Pet Care Resources 7 Tips to Keep Your Pet Safe During Fourth of July Fireworks

Emergency Medicine, Urgent Care

7 Tips to Keep Your Pet Safe During Fourth of July Fireworks

7 Tips to Keep Your Pet Safe During Fourth of July Fireworks

The Fourth of July is a time for us to celebrate our nation’s independence but for pets it can be an alarming and scary time. In fact, the July Fourth weekend is one of the busiest times of the year at MedVet’s emergency hospitals. Every year, pets are lost, hurt, or even killed after being frightened by Fourth of July fireworks.

The bang of fireworks can spark fearful behaviors in dogs. These behaviors range from mild and non-harmful behaviors to destructive behaviors. The mild and non-harmful behaviors include whining, keeping close to their owners for support and trying to seek hiding places. Others dogs that are extremely fearful of fireworks can get worked up enough to injure themselves or property.

Below are seven cautionary steps to help protect your pet and keep them safe before and during the July 4th festivities.

1. Keep your pet on a leash

When outdoors, make sure your pet is always kept on a leash. The unexpected loud noises can frighten some dogs, causing them to run away. An unleashed pet could potentially be hit by a car or bit by another animal. Resist the urge to bring your dog with you to view community fireworks. For their safety, leave them at home.

2. Give them a spot to hide

The loud booms of fireworks can send some pets running, seeking a safe place to hide. Some pets like to hide under the bed, in a shower or bathtub or underneath a table or desk. Make sure your dog or cat has a quiet spot in your house where they can be covered and undisturbed.

3. Close any open windows

Balconies, decks and open windows can be dangerous to pets that are feeling frightened. Even cats or dogs who are usually calm have been known to jump or fall off balconies. This can lead to severe lacerations or even death. Keep your pet under your supervision and on a leash if they are on a balcony or deck. Make sure windows and screen doors are closed.
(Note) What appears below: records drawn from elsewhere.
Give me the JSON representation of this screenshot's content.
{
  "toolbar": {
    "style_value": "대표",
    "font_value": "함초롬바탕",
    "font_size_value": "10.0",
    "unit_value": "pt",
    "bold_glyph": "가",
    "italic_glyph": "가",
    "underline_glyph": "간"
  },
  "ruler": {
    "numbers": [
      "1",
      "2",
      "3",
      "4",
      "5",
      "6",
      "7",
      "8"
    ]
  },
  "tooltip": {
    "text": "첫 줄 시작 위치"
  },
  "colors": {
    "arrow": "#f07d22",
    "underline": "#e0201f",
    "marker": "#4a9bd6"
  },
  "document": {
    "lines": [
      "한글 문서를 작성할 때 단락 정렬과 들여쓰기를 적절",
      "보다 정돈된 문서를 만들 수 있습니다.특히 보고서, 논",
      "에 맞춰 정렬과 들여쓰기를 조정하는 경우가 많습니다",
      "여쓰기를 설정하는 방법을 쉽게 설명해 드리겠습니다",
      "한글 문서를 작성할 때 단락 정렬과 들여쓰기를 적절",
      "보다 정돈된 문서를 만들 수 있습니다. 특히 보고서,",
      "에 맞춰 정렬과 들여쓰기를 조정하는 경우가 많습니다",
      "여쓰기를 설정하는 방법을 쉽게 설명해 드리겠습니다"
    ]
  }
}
4. Drown out the noise

To help muffle the loud pops and bangs of fireworks, turn on the TV to a nature show or play some classical music for your pet. The distraction of music or TV can help your pet stay calm.

5. Fireworks are not pet-friendly

Keep all sparklers, roman candles, glow sticks, fireworks, charcoal and kabob skewers away from curious pets. Even before the festivities, keep these away from pets who might accidentally ingest them.

6. Identify your pet

Be sure your dog or cat is wearing a collar that has an identification tag with your name and phone number. If they don’t normally wear a collar, make an exception for the July 4th weekend. Even better, talk to your family veterinarian about getting your pet microchipped. A microchip is about the size of a grain of rice and can be easily inserted in between a pet’s shoulder blades. If your pet gets loose, isn’t wearing their collar and is picked up by a shelter, the staff at the shelter will scan your pet and give you a call.

7. There’s prescription medicine to help

The loud noise of fireworks can result in stress and anxiety for pets. Talk to your family veterinarian to see if your pet could benefit from prescription medicine to help calm your pet during fireworks. Sedatives can be helpful for pets that show fearful or destructive behaviors during fireworks. Be sure to give your pet the medicine ahead of time, a few hours before the fireworks begin.

Fourth of July fireworks can be no fun for some pets. Take extra caution with your furry friends this time of year. The safest place for dogs and cats to be during fireworks is inside your home, in a crate in a quiet room.

If your pet does have a problem over the Fourth of July holiday weekend, we are available to help. Call your family veterinarian or if they are closed find the MedVet location closest to you. Rest assured, we’re open on the Fourth of July and throughout the holiday weekend if you need emergency care.

By MedVet |
June 11, 2019